The goal of the six-week project earlier this semester was for students to learn some of the basic concepts about economics, and then communicate a "story" about the health and wealth of our national market. Students used concepts that include the business cycle, economic indicators, money supply, and inflation and deflation.
In addition to researching economic history, students read and discussed short stories that personalized the effect of national markets on people, class and gender. In one, the main character compares upper and lower classes; another showed a smallpox outbreak devastating a country; and another depicted a country where wealth is mandated to be equal among the population.
Form Follows Function
Alexis said it took some time to create a painting based on economics, but once the theme was selected the work flowed.
"It made sense to us," said Alexis of using art as an economics metaphor. "It took us a couple days to figure out what worked. But we had in mind what we wanted."
Working in pairs, the students, using acrylic paint among other materials, created paintings tied to an economic theme. Members from the Grand Rapids Art Museum as well as local artist Jacqueline Gilmore offered critiques of the finished projects.
The pair's work is called "The Pull of Home," and took two weeks to complete. The students chose the economic indicator known as "leading and lagging," which compared stock market statistics to economic indicators. Alexis and Erin sketched a circle that included random colors, etched it in black and then painted hills inside the circle to indicate the country's economic history. The two also used the concept of "circular flow" representing the connection between producing goods and services in rural areas and cities.

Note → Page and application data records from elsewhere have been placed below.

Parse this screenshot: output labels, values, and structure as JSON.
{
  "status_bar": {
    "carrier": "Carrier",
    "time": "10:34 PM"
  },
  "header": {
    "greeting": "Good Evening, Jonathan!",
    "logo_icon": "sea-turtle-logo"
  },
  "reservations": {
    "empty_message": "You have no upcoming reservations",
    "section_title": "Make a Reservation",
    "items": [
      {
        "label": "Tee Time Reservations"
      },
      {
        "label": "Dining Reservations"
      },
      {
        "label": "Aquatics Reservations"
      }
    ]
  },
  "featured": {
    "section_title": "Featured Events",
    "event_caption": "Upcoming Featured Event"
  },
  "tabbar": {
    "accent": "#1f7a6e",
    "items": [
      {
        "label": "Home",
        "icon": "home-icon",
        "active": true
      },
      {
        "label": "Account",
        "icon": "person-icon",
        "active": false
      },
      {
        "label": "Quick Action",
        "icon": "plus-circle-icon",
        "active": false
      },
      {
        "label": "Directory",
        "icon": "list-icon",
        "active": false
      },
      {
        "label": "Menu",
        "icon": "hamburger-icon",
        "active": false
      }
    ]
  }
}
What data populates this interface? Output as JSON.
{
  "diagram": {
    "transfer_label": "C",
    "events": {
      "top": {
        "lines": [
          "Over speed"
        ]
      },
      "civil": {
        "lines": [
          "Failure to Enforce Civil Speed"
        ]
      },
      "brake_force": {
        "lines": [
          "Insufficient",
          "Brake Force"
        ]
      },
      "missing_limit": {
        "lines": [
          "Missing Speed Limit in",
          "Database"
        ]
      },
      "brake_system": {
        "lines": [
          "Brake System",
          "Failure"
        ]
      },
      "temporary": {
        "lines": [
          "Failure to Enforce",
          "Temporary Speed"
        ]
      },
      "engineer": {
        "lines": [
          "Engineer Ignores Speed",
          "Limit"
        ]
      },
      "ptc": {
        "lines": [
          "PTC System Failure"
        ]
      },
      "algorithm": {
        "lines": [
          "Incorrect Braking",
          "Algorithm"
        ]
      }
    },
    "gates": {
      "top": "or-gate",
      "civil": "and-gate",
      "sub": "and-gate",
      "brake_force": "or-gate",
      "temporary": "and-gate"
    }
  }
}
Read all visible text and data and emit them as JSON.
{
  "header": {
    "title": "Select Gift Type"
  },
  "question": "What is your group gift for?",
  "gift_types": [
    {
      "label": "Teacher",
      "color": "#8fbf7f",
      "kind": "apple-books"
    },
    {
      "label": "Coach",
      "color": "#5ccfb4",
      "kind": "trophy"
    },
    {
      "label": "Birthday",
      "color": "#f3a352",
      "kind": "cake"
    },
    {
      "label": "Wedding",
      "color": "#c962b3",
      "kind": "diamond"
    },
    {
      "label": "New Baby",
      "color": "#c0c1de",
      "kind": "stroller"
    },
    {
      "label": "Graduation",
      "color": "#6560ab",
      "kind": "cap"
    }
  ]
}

Teacher Jeff Bush said the students did an excellent job of tying painting to the economy. About 80 students wound up producing 30 paintings.
"They took a concept and represented it with their artwork," Bush said. "They applied an economic term in new ways and a deeper level."
"We all have skill sets," Alexis said. "We knew that putting our skills together would help each other. We went back and forth between the teacher and learning and other students."
Christopher Bruce, the director of learning and creativity at the Grand Rapids Art Museum, said his colleagues were extremely impressed with the work they saw. "There is a lot of talent here," he said.Submitted on: June 13th 2017